▶ _About this exercise_
Find the lines of data that contain the string "Open", then list them.
== Information provided ==
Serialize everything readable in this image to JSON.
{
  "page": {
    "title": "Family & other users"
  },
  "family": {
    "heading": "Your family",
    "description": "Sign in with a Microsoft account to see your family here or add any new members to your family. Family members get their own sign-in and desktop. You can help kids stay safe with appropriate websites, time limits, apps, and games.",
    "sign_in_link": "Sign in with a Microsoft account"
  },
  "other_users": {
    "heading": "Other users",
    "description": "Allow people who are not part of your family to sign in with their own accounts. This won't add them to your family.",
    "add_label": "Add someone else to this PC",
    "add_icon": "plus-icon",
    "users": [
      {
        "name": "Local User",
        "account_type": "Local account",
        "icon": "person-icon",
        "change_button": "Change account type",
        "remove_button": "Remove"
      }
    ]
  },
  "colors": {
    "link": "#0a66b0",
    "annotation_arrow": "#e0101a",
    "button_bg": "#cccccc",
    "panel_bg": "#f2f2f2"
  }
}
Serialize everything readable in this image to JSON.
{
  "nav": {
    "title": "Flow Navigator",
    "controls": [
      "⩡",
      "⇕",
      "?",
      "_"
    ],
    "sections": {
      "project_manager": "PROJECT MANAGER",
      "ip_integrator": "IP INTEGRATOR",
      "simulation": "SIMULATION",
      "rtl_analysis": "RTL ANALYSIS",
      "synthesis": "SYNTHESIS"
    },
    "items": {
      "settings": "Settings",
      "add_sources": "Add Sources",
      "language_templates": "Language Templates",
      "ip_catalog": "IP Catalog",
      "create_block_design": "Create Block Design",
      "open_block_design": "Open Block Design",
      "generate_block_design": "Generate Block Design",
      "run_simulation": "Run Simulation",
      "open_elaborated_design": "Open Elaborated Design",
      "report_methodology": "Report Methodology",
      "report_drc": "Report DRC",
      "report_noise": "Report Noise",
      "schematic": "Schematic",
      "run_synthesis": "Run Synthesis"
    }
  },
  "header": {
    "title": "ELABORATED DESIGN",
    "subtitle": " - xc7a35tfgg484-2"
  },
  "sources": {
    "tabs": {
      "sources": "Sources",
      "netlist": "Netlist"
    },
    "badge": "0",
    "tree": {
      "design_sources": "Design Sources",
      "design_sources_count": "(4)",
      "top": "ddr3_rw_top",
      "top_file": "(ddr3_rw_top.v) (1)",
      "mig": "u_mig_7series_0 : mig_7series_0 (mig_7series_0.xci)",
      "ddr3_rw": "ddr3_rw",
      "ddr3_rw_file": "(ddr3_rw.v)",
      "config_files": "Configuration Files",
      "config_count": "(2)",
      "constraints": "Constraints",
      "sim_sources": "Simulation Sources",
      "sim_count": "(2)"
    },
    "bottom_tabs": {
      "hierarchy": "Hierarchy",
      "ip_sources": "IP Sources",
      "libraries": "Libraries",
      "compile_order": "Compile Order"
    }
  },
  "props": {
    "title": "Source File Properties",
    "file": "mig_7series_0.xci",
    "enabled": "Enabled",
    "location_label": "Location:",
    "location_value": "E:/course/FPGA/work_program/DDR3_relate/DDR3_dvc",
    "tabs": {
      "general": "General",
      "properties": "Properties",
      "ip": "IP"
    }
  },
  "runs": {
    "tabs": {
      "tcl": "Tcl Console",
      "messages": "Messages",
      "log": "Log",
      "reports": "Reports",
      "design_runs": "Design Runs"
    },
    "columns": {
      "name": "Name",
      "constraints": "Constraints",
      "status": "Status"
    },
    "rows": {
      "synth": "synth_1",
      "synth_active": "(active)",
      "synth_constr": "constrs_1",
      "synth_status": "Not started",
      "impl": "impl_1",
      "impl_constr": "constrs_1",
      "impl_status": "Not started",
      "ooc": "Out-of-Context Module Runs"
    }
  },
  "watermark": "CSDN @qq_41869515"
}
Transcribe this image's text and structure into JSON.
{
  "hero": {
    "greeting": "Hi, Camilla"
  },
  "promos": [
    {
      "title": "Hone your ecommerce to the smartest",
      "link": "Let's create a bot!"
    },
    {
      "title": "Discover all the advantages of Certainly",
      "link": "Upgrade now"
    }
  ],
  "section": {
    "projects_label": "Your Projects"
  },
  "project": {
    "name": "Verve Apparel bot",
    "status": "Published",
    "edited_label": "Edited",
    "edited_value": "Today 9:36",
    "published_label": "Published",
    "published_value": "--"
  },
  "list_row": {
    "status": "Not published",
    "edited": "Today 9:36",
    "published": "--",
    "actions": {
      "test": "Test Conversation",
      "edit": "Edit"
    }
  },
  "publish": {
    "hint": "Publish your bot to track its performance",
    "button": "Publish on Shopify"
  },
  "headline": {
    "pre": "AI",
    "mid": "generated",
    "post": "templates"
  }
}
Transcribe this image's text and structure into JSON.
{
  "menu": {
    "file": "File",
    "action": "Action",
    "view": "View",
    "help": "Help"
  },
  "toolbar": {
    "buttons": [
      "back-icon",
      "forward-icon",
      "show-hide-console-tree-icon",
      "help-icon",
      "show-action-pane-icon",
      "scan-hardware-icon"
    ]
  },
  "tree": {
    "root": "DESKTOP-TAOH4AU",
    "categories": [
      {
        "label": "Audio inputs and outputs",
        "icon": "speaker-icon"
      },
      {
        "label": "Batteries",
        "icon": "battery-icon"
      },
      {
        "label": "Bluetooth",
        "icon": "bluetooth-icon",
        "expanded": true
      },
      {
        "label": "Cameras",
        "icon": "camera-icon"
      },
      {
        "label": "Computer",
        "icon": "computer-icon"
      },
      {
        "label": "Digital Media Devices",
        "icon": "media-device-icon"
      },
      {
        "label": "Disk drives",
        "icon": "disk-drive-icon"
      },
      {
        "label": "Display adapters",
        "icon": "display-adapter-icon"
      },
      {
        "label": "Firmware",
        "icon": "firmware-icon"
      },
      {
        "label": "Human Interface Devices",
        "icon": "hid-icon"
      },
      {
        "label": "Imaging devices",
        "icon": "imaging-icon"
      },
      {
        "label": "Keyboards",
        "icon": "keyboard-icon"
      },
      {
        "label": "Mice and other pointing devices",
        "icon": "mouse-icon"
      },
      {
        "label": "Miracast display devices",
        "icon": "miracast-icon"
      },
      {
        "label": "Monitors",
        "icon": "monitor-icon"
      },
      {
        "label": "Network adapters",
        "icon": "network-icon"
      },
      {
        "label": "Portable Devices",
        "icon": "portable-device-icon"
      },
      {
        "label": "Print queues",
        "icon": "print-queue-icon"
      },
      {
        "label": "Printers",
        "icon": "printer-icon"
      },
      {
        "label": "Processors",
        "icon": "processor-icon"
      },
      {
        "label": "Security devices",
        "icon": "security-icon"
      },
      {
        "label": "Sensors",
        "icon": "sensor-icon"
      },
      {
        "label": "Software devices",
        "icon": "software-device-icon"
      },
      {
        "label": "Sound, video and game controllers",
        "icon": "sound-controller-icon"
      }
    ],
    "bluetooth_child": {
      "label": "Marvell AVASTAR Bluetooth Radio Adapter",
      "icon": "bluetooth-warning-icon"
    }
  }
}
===
▶ _Completed exercise_
      "open_block_design": "Open Block Design",
      "open_elaborated_design": "Open Elaborated Design",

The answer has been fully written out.